The design team — scenic designer Tom Buderwitz, sound designer Vincent Olivieri and lighting designer Lap Chi Chu — succeeds at making tangible the magical and horrific ambience the piece alternately demands. Visually and aurally, we are transported to 1600s India in all the glory and menace that was life under imperial rule.
Joseph deals with violence, existential philosophical questions and primal human desires, as he did in Bengal Tiger. Most striking about this play, though, is the way in which Joseph introduces a few seemingly simple ideas but, over time, churns them in the characters’ minds into a beautiful butter of insight with an unforgettable depth of flavor.

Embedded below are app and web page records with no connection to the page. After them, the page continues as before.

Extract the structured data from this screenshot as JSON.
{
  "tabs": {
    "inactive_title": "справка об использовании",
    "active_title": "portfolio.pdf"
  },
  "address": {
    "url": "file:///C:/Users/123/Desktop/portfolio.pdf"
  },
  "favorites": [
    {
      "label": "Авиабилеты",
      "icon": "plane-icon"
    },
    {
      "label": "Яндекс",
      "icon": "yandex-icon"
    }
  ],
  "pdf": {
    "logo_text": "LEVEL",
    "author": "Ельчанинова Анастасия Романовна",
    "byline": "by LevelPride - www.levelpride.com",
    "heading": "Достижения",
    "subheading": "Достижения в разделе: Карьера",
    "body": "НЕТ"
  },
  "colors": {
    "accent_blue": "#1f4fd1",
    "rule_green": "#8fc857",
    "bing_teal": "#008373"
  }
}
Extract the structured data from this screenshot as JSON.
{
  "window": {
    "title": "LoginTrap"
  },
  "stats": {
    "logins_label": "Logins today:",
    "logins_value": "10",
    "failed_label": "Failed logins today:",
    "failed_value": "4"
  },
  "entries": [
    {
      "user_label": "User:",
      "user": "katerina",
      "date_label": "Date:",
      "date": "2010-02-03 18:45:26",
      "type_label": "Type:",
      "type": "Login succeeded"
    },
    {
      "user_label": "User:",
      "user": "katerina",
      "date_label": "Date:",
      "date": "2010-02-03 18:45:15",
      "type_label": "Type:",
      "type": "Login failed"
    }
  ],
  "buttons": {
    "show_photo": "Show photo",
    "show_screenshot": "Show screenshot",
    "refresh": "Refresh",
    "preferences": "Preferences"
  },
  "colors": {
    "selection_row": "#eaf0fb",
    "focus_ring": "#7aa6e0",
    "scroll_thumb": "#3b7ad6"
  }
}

Audrey Skirball Kenis Theater at the Geffen Playhouse, 10886 Le Conte Ave, Westwood; through Nov. 15. (310) 208-5454. geffenplayhouse.com.